Given I am still battling through writer’s block, I decided to share thirteen of my favourite film scores with you all. Most are movies you will have heard of, all are pieces of music worth acquainting yourself with.

Enjoy :)

Journey to the Island (Jurassic Park) – John Williams

One of the most recognisable film composers of all time, John Williams’ work has been heard by billions of people worldwide. Star Wars, Superman, Indiana Jones, E.T, Schindler’s List, Jaws, Close Encounters…all instantly recognisable and magnificent pieces of work.

But none more so for me than this track from one of my favourite movies of all time.

Breaking of the Fellowship (The Fellowship of the Ring) – Howard Shore

Simply one of the greatest soundtrack scores of the last twenty-five years. I could create a Thursday Thirteen list purely from the soundtracks of this trilogy of epic motion pictures, but this piece has always been a particular favourite of mine.

The Third Man – Anton Karas

If you have never seen The Third Man you are not only missing out on one of the greatest films ever made, but also one of the greatest soundtracks ever made. Seriously, everything about this score is a delight. Cue the zither!

Why So Serious? (The Dark Knight) – Hans Zimmer & James Newton Howard
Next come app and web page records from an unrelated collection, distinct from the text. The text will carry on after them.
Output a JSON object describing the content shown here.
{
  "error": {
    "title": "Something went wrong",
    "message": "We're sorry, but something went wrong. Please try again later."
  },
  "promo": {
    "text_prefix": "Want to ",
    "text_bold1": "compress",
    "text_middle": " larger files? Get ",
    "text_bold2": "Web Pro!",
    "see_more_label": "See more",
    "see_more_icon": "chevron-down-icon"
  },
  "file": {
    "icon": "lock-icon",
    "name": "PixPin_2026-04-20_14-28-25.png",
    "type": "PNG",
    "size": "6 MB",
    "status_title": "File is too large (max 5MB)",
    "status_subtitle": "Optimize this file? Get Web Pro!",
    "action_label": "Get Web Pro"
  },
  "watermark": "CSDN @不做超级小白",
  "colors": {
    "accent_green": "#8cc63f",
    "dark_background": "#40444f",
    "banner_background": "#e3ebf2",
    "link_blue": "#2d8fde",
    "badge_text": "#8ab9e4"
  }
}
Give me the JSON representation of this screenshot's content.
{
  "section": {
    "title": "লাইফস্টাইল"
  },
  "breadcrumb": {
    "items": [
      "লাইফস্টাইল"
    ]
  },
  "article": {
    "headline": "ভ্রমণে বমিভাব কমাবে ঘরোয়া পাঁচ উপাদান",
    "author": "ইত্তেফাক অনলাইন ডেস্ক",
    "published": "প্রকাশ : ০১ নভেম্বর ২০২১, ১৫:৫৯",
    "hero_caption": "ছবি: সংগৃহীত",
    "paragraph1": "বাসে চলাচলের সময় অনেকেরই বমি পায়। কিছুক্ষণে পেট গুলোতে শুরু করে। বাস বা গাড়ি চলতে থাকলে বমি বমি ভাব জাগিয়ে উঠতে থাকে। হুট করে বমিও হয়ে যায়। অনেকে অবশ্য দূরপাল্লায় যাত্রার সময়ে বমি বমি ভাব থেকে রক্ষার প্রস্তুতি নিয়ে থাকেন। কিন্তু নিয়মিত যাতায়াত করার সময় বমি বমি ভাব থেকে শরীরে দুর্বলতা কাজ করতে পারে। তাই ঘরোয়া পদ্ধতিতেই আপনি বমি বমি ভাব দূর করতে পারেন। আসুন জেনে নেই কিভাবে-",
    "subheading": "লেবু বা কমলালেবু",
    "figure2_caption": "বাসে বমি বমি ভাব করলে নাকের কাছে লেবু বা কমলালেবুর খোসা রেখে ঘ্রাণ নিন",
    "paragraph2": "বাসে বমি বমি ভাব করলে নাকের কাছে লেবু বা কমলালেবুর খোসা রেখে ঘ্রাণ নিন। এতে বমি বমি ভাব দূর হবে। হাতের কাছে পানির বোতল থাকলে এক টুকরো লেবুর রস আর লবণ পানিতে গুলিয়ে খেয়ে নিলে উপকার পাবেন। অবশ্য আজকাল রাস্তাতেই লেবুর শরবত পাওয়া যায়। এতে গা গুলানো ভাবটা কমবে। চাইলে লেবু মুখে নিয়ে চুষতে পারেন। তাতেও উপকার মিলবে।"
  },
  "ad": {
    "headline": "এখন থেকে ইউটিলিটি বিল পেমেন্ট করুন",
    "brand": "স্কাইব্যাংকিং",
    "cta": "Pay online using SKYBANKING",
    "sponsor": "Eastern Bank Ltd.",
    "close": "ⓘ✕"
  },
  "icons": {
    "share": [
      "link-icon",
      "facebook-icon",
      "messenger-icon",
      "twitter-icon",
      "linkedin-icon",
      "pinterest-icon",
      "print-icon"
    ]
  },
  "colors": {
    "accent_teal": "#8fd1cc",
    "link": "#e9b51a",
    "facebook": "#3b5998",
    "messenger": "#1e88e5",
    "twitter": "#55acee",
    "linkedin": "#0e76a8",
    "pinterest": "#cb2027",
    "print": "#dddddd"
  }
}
One of the greatest Superhero movies ever made. One of the greatest movies ever made. So it’s fitting it also has one of the best soundtracks Hans Zimmer has ever composed (or rather co-composed) to score it.

Hanging / Escape (Plunkett and Maclean) – Craig Armstrong

My love of Craig Armstrong knows no bounds. Most will know him as the composer for Romeo and Juliet or Moulin Rouge, but this track (actually two pieces joined together) has long been one of my favorite of his movie work. Stunning from beginning to end.

The Kraken (Pirates of the Caribbean: Dead Man’s Chest) – Hans Zimmer

If you were to remove the sublime Journey to the Line from the equation, this is without doubt my favourite track from Hans Zimmer.

Scorponok (Transformers) – Steve Jablonsky

Will forever remind me of the ups and downs of Adelaide ’07 and of psyching myself up for job interviews. A cracking action score that is far better than the movie deserves (although, in all honesty, this and its sequel are two of my guilty pleasures!)

Love Theme (St Elmo’s Fire)

I will not hear a bad word said about this piece of music! Got that?

Point of No Return (Back to the Future III) – Alan Silvestri

Everything about this film trilogy was magnificent, especially Alan Silvestri’s superb soundtrack. Of which this track from the brilliant conclusion to the third installment is a highlight.

Elora Danan (Willow) – James Horner

Viewers of this seminal fantasy film from the 1980s will have seen Warwick Davis in action long before he lit up the screens in Harry Potter, Merlin and Life’s Too Short. Granted, it’s not a movie that is greatly loved (although I cherish it) but Horner’s score is one of the best soundtrack’s of the 1980s, if not ever.

North by Northwest Suite – Bernard Herrmann

Forget Psycho, this is the definitive Hitchcock score. A work of absolute genius and one of the finest film scores ever composed.

Prologue (JFK) – John Williams

Another classic, often overlooked track from legendary composer John Williams. One of my personal favourites.

and

Going Home (Theme from Local Hero) – Mark Knopfler

My favourite film score of all time. I love this track with an intense and fiery passion!

What about you? Are there any film scores (or composers) that rock your world?